If you can't find something used locally, current offerings of new C and C/Ku band antennas are quite limited. Metals prices have escalated, and we are now down to one mesh antenna manufacturer in the U.S. (SAMI in Arkansas). As someone that used to have access to 200 dollar ten foot antennas (a decade ago), today's pricing comes as quite a shock. The alternative is multipanel solid six or eight foot
antennas. These are usually produced in the Far East, of materials that are not always consistent in quality, but cheap labor and other shortcuts keep prices down. We carry both six and eight foot models in a polar mount version, but would point out that there are tradeoffs with most of the multipanel solids. The polar mount versions use what I would consider an undersized mast head...2-1/2 inches O.D. It will work, but when you consider that almost all medium sized mesh antennas used 3.5 inch pipe, and that solid reflectors do not catch any less wind resistance, it makes you wonder about stability of such systems in areas exposed to frequent winds. Secondly is the relatively flimsy construction of these antennas. With little back support, one has to ask how well they will keep their shape over time. This is especially noticable on Ku-band. A poorly shaped reflector will not focus properly for a feedhorn.

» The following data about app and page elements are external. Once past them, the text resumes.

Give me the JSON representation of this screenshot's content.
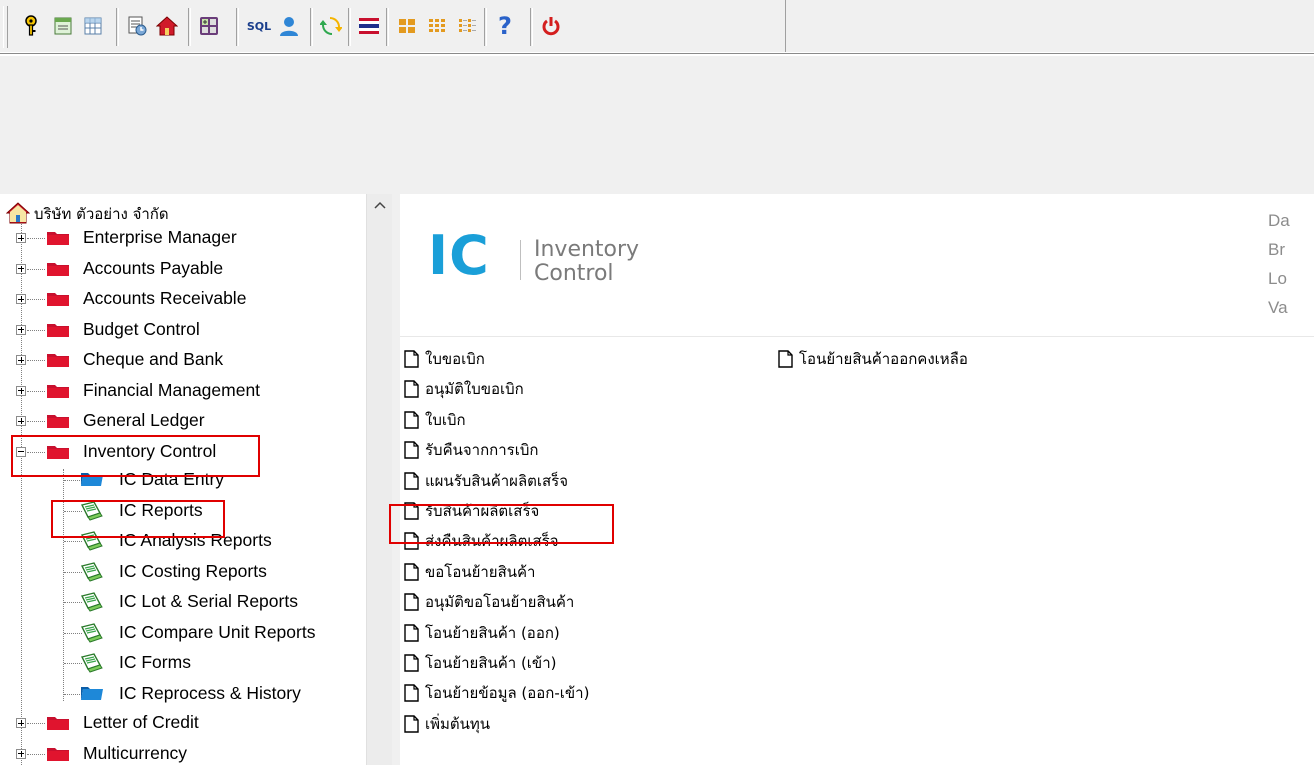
{
  "toolbar": {
    "buttons": [
      {
        "name": "key-icon",
        "tip": ""
      },
      {
        "name": "form-icon",
        "tip": ""
      },
      {
        "name": "grid-icon",
        "tip": ""
      },
      {
        "name": "schedule-icon",
        "tip": ""
      },
      {
        "name": "home-icon",
        "tip": ""
      },
      {
        "name": "calculator-icon",
        "tip": ""
      },
      {
        "name": "sql-icon",
        "label": "SQL"
      },
      {
        "name": "user-icon",
        "tip": ""
      },
      {
        "name": "refresh-icon",
        "tip": ""
      },
      {
        "name": "flag-icon",
        "tip": ""
      },
      {
        "name": "large-icons-view-icon",
        "tip": ""
      },
      {
        "name": "small-icons-view-icon",
        "tip": ""
      },
      {
        "name": "list-view-icon",
        "tip": ""
      },
      {
        "name": "help-icon",
        "label": "?"
      },
      {
        "name": "power-icon",
        "tip": ""
      }
    ]
  },
  "tree": {
    "root": "บริษัท ตัวอย่าง จำกัด",
    "modules": [
      "Enterprise Manager",
      "Accounts Payable",
      "Accounts Receivable",
      "Budget Control",
      "Cheque and Bank",
      "Financial Management",
      "General Ledger",
      "Inventory Control"
    ],
    "inventory_children": [
      "IC Data Entry",
      "IC Reports",
      "IC Analysis Reports",
      "IC Costing Reports",
      "IC Lot & Serial Reports",
      "IC Compare Unit Reports",
      "IC Forms",
      "IC Reprocess & History"
    ],
    "modules_after": [
      "Letter of Credit",
      "Multicurrency"
    ]
  },
  "banner": {
    "code": "IC",
    "title_line1": "Inventory",
    "title_line2": "Control",
    "right_labels": [
      "Da",
      "Br",
      "Lo",
      "Va"
    ]
  },
  "menu": {
    "column1": [
      "ใบขอเบิก",
      "อนุมัติใบขอเบิก",
      "ใบเบิก",
      "รับคืนจากการเบิก",
      "แผนรับสินค้าผลิตเสร็จ",
      "รับสินค้าผลิตเสร็จ",
      "ส่งคืนสินค้าผลิตเสร็จ",
      "ขอโอนย้ายสินค้า",
      "อนุมัติขอโอนย้ายสินค้า",
      "โอนย้ายสินค้า (ออก)",
      "โอนย้ายสินค้า (เข้า)",
      "โอนย้ายข้อมูล (ออก-เข้า)",
      "เพิ่มต้นทุน"
    ],
    "column2": [
      "โอนย้ายสินค้าออกคงเหลือ"
    ]
  },
  "colors": {
    "highlight": "#e00000",
    "brand_blue": "#1a9fd8",
    "folder_red": "#c8102e",
    "folder_blue": "#1e88d8"
  }
}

Bargain antennas can sometimes be just that. Great for hobby use, but dicey if you expect them to perform as good as new several years from now. Use common sense when selecting materials. The old adage that you get what you pay for still applies. The disappointment of reality setting in from a hasty purchase is with you long after the fuzzy glow of getting a great price vanishes.
I have a 1.2 m Channel Master in Ocala on Pas9 and get reliable reception on CCTV and NHK. I am primarily interested in DW-tv on 3840 and there is interference which I am fighting. I have a Norsat 8115 Lnb and Traxis 3500 which I bought from Mike - good combo but it is on the very edge. Am getting an HH120 motor for fine adjustment which MAY help. Until interference showed up about two months ago I had no problem with DW-tv since it went digital.

Depends upon what you want to see. Good Luck!
Please reply by conversation.

Users Who Are Viewing This Thread (Total: 0, Members: 0, Guests: 0)

Who Read This Thread (Total Members: 1)

Latest posts